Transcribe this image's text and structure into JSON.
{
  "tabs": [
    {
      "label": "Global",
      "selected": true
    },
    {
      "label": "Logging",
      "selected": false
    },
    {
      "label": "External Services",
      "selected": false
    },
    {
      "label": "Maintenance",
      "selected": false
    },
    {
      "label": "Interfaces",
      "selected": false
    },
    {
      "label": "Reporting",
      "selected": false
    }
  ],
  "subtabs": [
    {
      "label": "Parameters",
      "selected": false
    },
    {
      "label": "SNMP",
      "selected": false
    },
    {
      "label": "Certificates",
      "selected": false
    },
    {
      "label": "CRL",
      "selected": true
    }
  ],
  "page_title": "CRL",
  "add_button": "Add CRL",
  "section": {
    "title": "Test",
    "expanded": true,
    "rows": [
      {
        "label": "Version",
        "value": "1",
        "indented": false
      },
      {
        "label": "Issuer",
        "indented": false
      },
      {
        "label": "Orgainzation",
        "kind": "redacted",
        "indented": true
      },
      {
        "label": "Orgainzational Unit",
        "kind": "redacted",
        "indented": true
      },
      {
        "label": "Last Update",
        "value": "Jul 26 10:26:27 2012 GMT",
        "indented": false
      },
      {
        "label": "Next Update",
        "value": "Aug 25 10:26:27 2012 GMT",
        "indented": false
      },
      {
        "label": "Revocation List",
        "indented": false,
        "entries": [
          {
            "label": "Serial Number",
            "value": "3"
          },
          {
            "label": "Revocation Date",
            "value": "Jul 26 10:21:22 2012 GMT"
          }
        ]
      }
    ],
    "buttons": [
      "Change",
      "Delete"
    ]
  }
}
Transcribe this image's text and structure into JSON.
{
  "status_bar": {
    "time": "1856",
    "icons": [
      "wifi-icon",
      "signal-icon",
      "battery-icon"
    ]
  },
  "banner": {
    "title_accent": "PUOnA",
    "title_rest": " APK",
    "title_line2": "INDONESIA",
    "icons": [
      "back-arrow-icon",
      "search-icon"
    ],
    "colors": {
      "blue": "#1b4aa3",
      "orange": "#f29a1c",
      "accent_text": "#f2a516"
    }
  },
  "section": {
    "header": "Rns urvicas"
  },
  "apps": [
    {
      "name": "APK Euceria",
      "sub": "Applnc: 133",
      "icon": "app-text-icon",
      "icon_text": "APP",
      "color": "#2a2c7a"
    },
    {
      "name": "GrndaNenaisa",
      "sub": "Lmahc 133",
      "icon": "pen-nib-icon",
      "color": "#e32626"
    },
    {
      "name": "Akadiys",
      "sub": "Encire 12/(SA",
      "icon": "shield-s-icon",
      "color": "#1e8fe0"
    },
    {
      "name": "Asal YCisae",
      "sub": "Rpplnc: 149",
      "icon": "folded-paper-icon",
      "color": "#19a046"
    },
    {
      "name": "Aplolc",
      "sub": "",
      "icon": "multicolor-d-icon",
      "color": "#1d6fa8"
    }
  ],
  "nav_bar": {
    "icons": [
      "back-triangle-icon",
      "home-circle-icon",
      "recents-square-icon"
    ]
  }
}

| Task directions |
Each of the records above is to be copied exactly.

| Exercise response |
Transcribe this image's text and structure into JSON.
{
  "tabs": [
    {
      "label": "Global",
      "selected": true
    },
    {
      "label": "Logging",
      "selected": false
    },
    {
      "label": "External Services",
      "selected": false
    },
    {
      "label": "Maintenance",
      "selected": false
    },
    {
      "label": "Interfaces",
      "selected": false
    },
    {
      "label": "Reporting",
      "selected": false
    }
  ],
  "subtabs": [
    {
      "label": "Parameters",
      "selected": false
    },
    {
      "label": "SNMP",
      "selected": false
    },
    {
      "label": "Certificates",
      "selected": false
    },
    {
      "label": "CRL",
      "selected": true
    }
  ],
  "page_title": "CRL",
  "add_button": "Add CRL",
  "section": {
    "title": "Test",
    "expanded": true,
    "rows": [
      {
        "label": "Version",
        "value": "1",
        "indented": false
      },
      {
        "label": "Issuer",
        "indented": false
      },
      {
        "label": "Orgainzation",
        "kind": "redacted",
        "indented": true
      },
      {
        "label": "Orgainzational Unit",
        "kind": "redacted",
        "indented": true
      },
      {
        "label": "Last Update",
        "value": "Jul 26 10:26:27 2012 GMT",
        "indented": false
      },
      {
        "label": "Next Update",
        "value": "Aug 25 10:26:27 2012 GMT",
        "indented": false
      },
      {
        "label": "Revocation List",
        "indented": false,
        "entries": [
          {
            "label": "Serial Number",
            "value": "3"
          },
          {
            "label": "Revocation Date",
            "value": "Jul 26 10:21:22 2012 GMT"
          }
        ]
      }
    ],
    "buttons": [
      "Change",
      "Delete"
    ]
  }
}
Transcribe this image's text and structure into JSON.
{
  "status_bar": {
    "time": "1856",
    "icons": [
      "wifi-icon",
      "signal-icon",
      "battery-icon"
    ]
  },
  "banner": {
    "title_accent": "PUOnA",
    "title_rest": " APK",
    "title_line2": "INDONESIA",
    "icons": [
      "back-arrow-icon",
      "search-icon"
    ],
    "colors": {
      "blue": "#1b4aa3",
      "orange": "#f29a1c",
      "accent_text": "#f2a516"
    }
  },
  "section": {
    "header": "Rns urvicas"
  },
  "apps": [
    {
      "name": "APK Euceria",
      "sub": "Applnc: 133",
      "icon": "app-text-icon",
      "icon_text": "APP",
      "color": "#2a2c7a"
    },
    {
      "name": "GrndaNenaisa",
      "sub": "Lmahc 133",
      "icon": "pen-nib-icon",
      "color": "#e32626"
    },
    {
      "name": "Akadiys",
      "sub": "Encire 12/(SA",
      "icon": "shield-s-icon",
      "color": "#1e8fe0"
    },
    {
      "name": "Asal YCisae",
      "sub": "Rpplnc: 149",
      "icon": "folded-paper-icon",
      "color": "#19a046"
    },
    {
      "name": "Aplolc",
      "sub": "",
      "icon": "multicolor-d-icon",
      "color": "#1d6fa8"
    }
  ],
  "nav_bar": {
    "icons": [
      "back-triangle-icon",
      "home-circle-icon",
      "recents-square-icon"
    ]
  }
}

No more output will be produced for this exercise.